## [Work task]
Would you mind restating all of the records word for word, skipping the pictures?

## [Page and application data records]
━━━━━━━━━━━━━━━━

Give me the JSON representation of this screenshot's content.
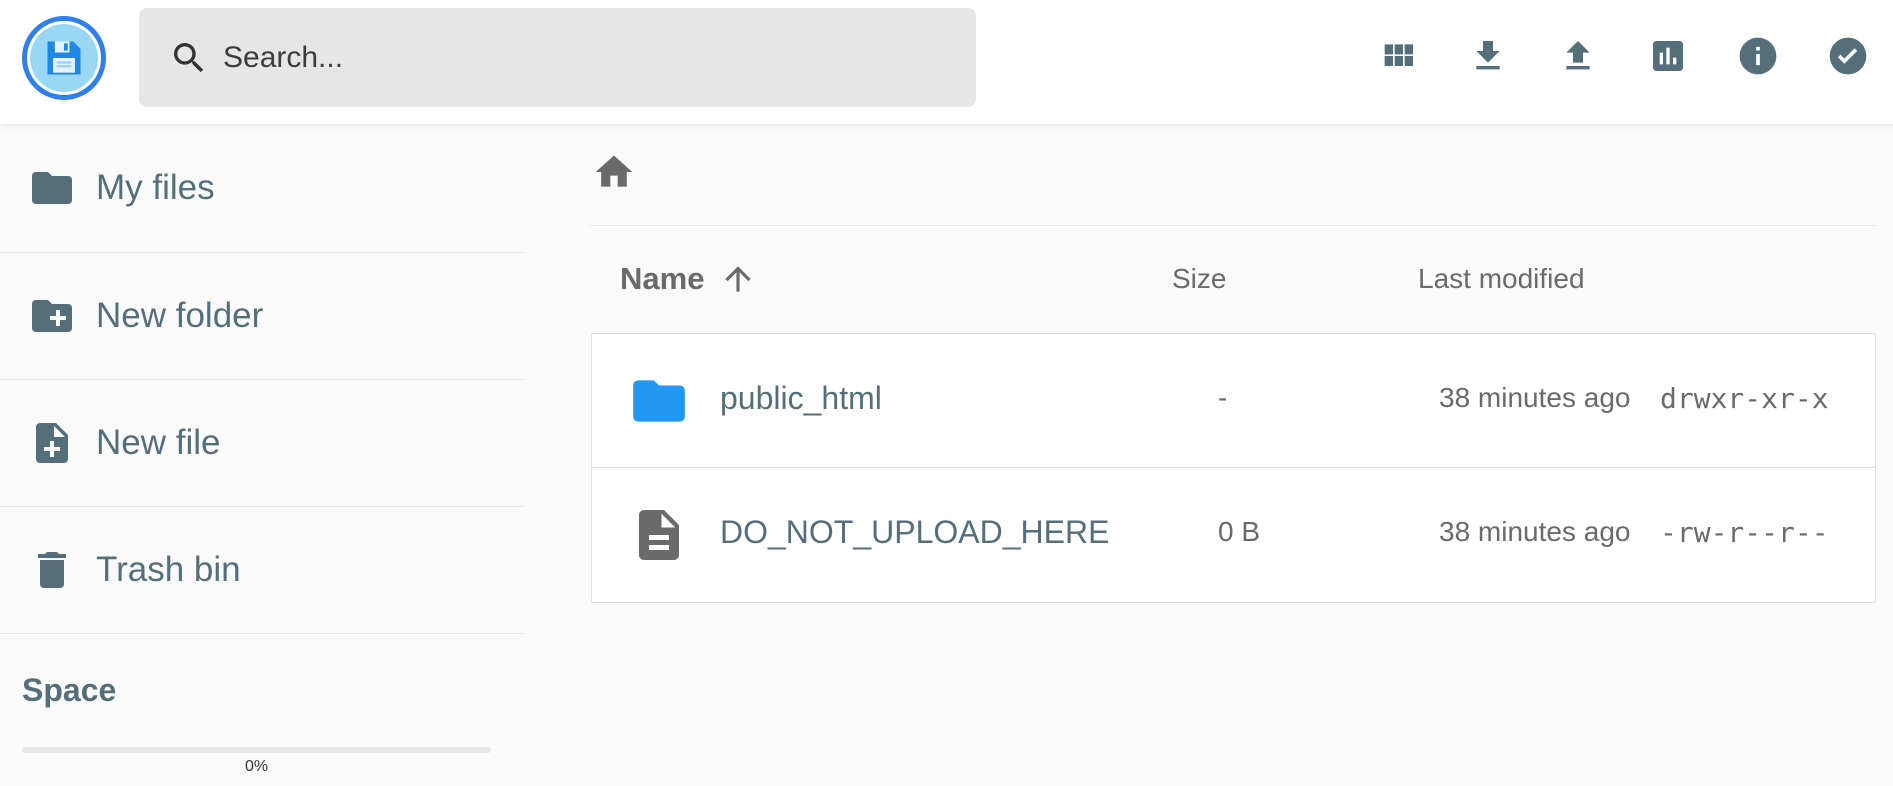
{
  "header": {
    "logo_icon": "floppy-disk-logo-icon",
    "search": {
      "placeholder": "Search..."
    },
    "actions": [
      {
        "name": "grid-view-icon"
      },
      {
        "name": "download-icon"
      },
      {
        "name": "upload-icon"
      },
      {
        "name": "stats-icon"
      },
      {
        "name": "info-icon"
      },
      {
        "name": "check-circle-icon"
      }
    ]
  },
  "sidebar": {
    "items": [
      {
        "label": "My files",
        "icon": "folder-icon"
      },
      {
        "label": "New folder",
        "icon": "folder-plus-icon"
      },
      {
        "label": "New file",
        "icon": "file-plus-icon"
      },
      {
        "label": "Trash bin",
        "icon": "trash-icon"
      }
    ],
    "space": {
      "title": "Space",
      "percent_text": "0%",
      "used_fraction": 0.0
    }
  },
  "breadcrumb": {
    "icon": "home-icon"
  },
  "table": {
    "columns": {
      "name": "Name",
      "size": "Size",
      "modified": "Last modified"
    },
    "sort_icon": "arrow-up-icon",
    "rows": [
      {
        "type": "folder",
        "name": "public_html",
        "size": "-",
        "modified": "38 minutes ago",
        "permissions": "drwxr-xr-x"
      },
      {
        "type": "file",
        "name": "DO_NOT_UPLOAD_HERE",
        "size": "0 B",
        "modified": "38 minutes ago",
        "permissions": "-rw-r--r--"
      }
    ]
  },
  "colors": {
    "accent": "#2196f3",
    "logo_border": "#2f80ed",
    "icon_dark": "#546e7a",
    "icon_grey": "#6a6a6a"
  }
}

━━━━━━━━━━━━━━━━

## [Answer box]
Give me the JSON representation of this screenshot's content.
{
  "header": {
    "logo_icon": "floppy-disk-logo-icon",
    "search": {
      "placeholder": "Search..."
    },
    "actions": [
      {
        "name": "grid-view-icon"
      },
      {
        "name": "download-icon"
      },
      {
        "name": "upload-icon"
      },
      {
        "name": "stats-icon"
      },
      {
        "name": "info-icon"
      },
      {
        "name": "check-circle-icon"
      }
    ]
  },
  "sidebar": {
    "items": [
      {
        "label": "My files",
        "icon": "folder-icon"
      },
      {
        "label": "New folder",
        "icon": "folder-plus-icon"
      },
      {
        "label": "New file",
        "icon": "file-plus-icon"
      },
      {
        "label": "Trash bin",
        "icon": "trash-icon"
      }
    ],
    "space": {
      "title": "Space",
      "percent_text": "0%",
      "used_fraction": 0.0
    }
  },
  "breadcrumb": {
    "icon": "home-icon"
  },
  "table": {
    "columns": {
      "name": "Name",
      "size": "Size",
      "modified": "Last modified"
    },
    "sort_icon": "arrow-up-icon",
    "rows": [
      {
        "type": "folder",
        "name": "public_html",
        "size": "-",
        "modified": "38 minutes ago",
        "permissions": "drwxr-xr-x"
      },
      {
        "type": "file",
        "name": "DO_NOT_UPLOAD_HERE",
        "size": "0 B",
        "modified": "38 minutes ago",
        "permissions": "-rw-r--r--"
      }
    ]
  },
  "colors": {
    "accent": "#2196f3",
    "logo_border": "#2f80ed",
    "icon_dark": "#546e7a",
    "icon_grey": "#6a6a6a"
  }
}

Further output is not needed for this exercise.